Swiss saw the biggest first-quarter operating result improvement of all Lufthansa Group carriers and is targeting breakeven this year, as it rides a wave of strong demand after a challenging couple of years.

The Zurich-based carrier’s first-quarter operating loss improved by more than 75% to SFr47.4 million ($48.1 million). By contrast, adjusted EBIT losses at Lufthansa Airlines and Brussels Airlines improved by 14% and 11%, respectively, while Austrian Airlines and Eurowings saw their losses worsen by 5% and 14%, respectively.

Swiss A220
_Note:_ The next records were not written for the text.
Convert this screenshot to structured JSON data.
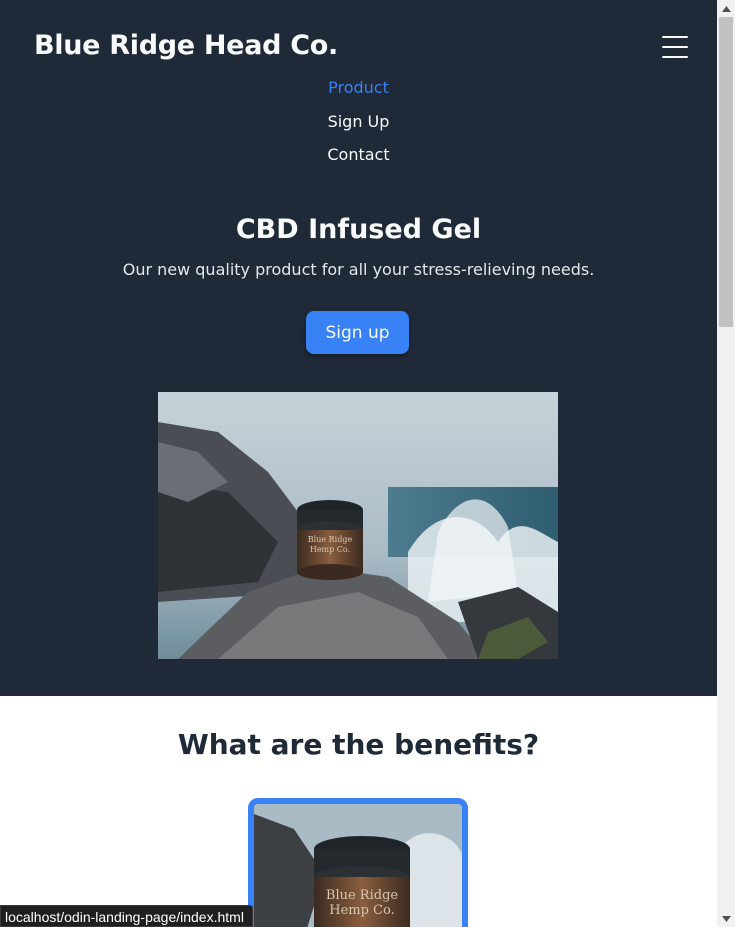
{
  "header": {
    "brand": "Blue Ridge Head Co.",
    "menu_icon": "hamburger-icon"
  },
  "nav": {
    "items": [
      {
        "label": "Product",
        "active": true
      },
      {
        "label": "Sign Up",
        "active": false
      },
      {
        "label": "Contact",
        "active": false
      }
    ]
  },
  "hero": {
    "title": "CBD Infused Gel",
    "subtitle": "Our new quality product for all your stress-relieving needs.",
    "button_label": "Sign up",
    "image_label": "Blue Ridge Hemp Co."
  },
  "benefits": {
    "title": "What are the benefits?"
  },
  "status_bar": {
    "url": "localhost/odin-landing-page/index.html"
  },
  "colors": {
    "hero_bg": "#1f2937",
    "accent": "#3882f6",
    "text_light": "#f9fafb",
    "text_dark": "#1f2937"
  }
}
Swiss attributes the results to strong demand for air travel and better cost structures as a result of its restructuring. The airline says it remains committed to achieving a breakeven earnings result for full-year 2022.

“The substantial year-on-year improvement that we have achieved in our first-quarter results and our positive cash flow give us confidence, and help us confirm our commitment to posting a ‘black zero’ earnings result for 2022 as a whole,” says Swiss chief financial officer Markus Binkert. The airline generated a positive cash flow of more than SFr200 million in the three month period ended 31 March.
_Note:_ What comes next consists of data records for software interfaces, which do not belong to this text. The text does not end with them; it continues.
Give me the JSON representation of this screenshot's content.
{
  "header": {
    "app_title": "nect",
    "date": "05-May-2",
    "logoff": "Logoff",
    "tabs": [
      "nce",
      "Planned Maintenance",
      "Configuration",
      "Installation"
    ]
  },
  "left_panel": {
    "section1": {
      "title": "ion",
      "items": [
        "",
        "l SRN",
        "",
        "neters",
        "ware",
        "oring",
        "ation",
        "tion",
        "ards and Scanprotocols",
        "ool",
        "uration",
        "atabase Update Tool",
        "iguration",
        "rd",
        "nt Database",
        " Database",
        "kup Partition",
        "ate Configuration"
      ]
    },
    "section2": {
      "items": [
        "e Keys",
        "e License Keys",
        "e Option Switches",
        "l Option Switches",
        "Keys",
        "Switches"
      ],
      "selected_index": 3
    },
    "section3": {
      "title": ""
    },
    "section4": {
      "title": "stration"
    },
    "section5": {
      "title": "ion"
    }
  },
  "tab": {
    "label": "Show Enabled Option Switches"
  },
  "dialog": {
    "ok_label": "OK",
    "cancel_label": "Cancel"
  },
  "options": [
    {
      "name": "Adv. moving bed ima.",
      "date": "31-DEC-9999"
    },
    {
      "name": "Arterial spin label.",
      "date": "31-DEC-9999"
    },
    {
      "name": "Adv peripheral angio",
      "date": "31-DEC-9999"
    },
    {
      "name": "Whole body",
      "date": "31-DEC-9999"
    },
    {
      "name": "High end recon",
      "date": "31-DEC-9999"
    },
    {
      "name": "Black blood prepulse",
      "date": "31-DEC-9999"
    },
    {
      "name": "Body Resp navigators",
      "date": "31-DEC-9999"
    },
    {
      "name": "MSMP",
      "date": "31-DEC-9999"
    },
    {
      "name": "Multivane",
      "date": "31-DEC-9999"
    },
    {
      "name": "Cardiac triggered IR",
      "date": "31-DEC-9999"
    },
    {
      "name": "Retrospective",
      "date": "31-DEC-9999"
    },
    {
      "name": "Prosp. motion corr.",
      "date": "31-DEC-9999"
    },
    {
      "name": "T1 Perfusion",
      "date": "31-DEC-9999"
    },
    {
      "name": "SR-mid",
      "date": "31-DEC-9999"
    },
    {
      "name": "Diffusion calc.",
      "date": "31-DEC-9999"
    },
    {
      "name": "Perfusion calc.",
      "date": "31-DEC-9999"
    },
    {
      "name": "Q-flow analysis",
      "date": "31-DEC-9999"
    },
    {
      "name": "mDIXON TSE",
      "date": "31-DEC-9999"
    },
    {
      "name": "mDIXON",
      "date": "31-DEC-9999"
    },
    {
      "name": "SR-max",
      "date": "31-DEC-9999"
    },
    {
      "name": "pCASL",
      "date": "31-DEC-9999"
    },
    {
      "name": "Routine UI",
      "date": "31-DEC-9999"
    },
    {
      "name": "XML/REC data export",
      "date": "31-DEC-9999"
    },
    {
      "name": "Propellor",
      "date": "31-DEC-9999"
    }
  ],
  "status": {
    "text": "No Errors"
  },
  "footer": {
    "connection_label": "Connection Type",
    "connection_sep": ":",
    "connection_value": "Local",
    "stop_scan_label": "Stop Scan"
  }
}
Swiss’ revenue more than doubled in the first quarter to almost SFr712 million, although the carrier says its results were “burdened” by rising fuel costs and a temporary weakening of demand when Russia invaded Ukraine in February.

The airline is seeking to replace its SwFr1.5 billion state-backed loan facility and reschedule its debt in the second quarter.
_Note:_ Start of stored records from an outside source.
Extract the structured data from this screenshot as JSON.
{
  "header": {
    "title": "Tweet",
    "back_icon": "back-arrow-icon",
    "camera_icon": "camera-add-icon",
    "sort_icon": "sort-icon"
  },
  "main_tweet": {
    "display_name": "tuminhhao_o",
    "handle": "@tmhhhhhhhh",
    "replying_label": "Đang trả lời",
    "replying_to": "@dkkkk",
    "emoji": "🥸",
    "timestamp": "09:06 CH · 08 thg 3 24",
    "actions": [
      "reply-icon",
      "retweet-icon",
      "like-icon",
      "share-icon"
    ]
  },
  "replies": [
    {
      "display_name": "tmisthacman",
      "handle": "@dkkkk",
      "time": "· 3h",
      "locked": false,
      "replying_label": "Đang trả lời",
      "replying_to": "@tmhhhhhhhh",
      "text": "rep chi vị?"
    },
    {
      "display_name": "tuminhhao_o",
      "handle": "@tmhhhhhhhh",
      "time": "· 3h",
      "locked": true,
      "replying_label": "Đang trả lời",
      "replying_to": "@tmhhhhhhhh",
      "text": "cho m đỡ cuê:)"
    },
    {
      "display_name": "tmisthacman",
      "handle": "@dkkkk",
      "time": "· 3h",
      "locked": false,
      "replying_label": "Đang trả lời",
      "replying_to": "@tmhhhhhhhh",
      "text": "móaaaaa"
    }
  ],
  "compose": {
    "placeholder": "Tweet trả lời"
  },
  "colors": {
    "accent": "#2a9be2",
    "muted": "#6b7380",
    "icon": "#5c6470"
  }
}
“With our stable business trends and the positive development of our liquidity situation, we are now in a position to consider financing alternatives to replace the present bank loan facility,” says Binkert. “An as long as further geopolitical developments permit, we will be looking to reschedule our debt in the course of the second quarter.”

Elsewhere in the Lufthansa Group, Eurowings’ 14% widening of adjusted EBIT losses reflected costs associated with a significant expansion of its flight programme in the spring, it says. Operating expenses at the low-cost unit increased by 95% year-on-year.

At Brussels Airlines, operating costs went up by 75%, largely as a result of rising fuel expenses. The Belgian unit plans to operate 80% of its 2019 capacity this year in response to “very high” expected demand.

Increased fuel costs were also cited by Austrian, alongside Covid-19-related travel restrictions, as a reason for its 5% widening of adjusted EBIT losses. Since restrictions were eased at the end of the first quarter, Austrian says it has seen a return to long-term travel planning for the summer months.

“We are currently recording six-figure booking numbers every week for the bank holidays in May and June as well as for the summer holidays,” says Austrian chief commercial officer Michael Trestl. “Our guests are booking long-term again – summer holiday flights are already filling up and business travel is also on the rise again.”